## Required work
What is needed is an exact copy of all the entries below.

Web page and app entries

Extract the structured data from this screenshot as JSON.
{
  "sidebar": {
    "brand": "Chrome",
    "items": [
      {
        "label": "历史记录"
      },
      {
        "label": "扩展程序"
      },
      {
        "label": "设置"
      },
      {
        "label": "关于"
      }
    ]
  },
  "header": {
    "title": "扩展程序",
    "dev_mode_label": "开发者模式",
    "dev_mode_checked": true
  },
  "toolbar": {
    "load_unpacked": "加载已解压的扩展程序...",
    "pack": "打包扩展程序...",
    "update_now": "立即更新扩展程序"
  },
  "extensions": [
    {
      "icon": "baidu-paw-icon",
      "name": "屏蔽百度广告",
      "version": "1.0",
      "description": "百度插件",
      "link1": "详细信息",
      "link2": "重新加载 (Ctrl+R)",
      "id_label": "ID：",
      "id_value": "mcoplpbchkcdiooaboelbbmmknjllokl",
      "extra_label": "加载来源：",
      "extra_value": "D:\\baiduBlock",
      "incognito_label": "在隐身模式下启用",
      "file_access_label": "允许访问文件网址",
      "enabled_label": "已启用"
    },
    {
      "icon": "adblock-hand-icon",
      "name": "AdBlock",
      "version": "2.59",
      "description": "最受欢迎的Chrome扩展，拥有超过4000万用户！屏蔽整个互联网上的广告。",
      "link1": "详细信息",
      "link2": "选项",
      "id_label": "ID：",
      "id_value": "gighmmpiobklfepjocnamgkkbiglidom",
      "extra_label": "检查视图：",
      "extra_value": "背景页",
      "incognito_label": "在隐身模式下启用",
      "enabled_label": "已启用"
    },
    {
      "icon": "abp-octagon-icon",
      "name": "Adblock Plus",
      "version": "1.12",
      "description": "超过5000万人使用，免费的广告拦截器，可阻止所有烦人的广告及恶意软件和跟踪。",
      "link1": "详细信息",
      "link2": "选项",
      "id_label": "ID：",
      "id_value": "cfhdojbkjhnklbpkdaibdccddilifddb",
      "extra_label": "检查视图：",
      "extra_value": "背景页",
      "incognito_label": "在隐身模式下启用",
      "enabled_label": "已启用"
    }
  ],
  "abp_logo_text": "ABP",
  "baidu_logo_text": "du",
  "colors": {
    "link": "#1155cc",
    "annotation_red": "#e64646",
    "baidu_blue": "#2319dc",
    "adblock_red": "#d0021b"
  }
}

## Answer for this exercise
Extract the structured data from this screenshot as JSON.
{
  "sidebar": {
    "brand": "Chrome",
    "items": [
      {
        "label": "历史记录"
      },
      {
        "label": "扩展程序"
      },
      {
        "label": "设置"
      },
      {
        "label": "关于"
      }
    ]
  },
  "header": {
    "title": "扩展程序",
    "dev_mode_label": "开发者模式",
    "dev_mode_checked": true
  },
  "toolbar": {
    "load_unpacked": "加载已解压的扩展程序...",
    "pack": "打包扩展程序...",
    "update_now": "立即更新扩展程序"
  },
  "extensions": [
    {
      "icon": "baidu-paw-icon",
      "name": "屏蔽百度广告",
      "version": "1.0",
      "description": "百度插件",
      "link1": "详细信息",
      "link2": "重新加载 (Ctrl+R)",
      "id_label": "ID：",
      "id_value": "mcoplpbchkcdiooaboelbbmmknjllokl",
      "extra_label": "加载来源：",
      "extra_value": "D:\\baiduBlock",
      "incognito_label": "在隐身模式下启用",
      "file_access_label": "允许访问文件网址",
      "enabled_label": "已启用"
    },
    {
      "icon": "adblock-hand-icon",
      "name": "AdBlock",
      "version": "2.59",
      "description": "最受欢迎的Chrome扩展，拥有超过4000万用户！屏蔽整个互联网上的广告。",
      "link1": "详细信息",
      "link2": "选项",
      "id_label": "ID：",
      "id_value": "gighmmpiobklfepjocnamgkkbiglidom",
      "extra_label": "检查视图：",
      "extra_value": "背景页",
      "incognito_label": "在隐身模式下启用",
      "enabled_label": "已启用"
    },
    {
      "icon": "abp-octagon-icon",
      "name": "Adblock Plus",
      "version": "1.12",
      "description": "超过5000万人使用，免费的广告拦截器，可阻止所有烦人的广告及恶意软件和跟踪。",
      "link1": "详细信息",
      "link2": "选项",
      "id_label": "ID：",
      "id_value": "cfhdojbkjhnklbpkdaibdccddilifddb",
      "extra_label": "检查视图：",
      "extra_value": "背景页",
      "incognito_label": "在隐身模式下启用",
      "enabled_label": "已启用"
    }
  ],
  "abp_logo_text": "ABP",
  "baidu_logo_text": "du",
  "colors": {
    "link": "#1155cc",
    "annotation_red": "#e64646",
    "baidu_blue": "#2319dc",
    "adblock_red": "#d0021b"
  }
}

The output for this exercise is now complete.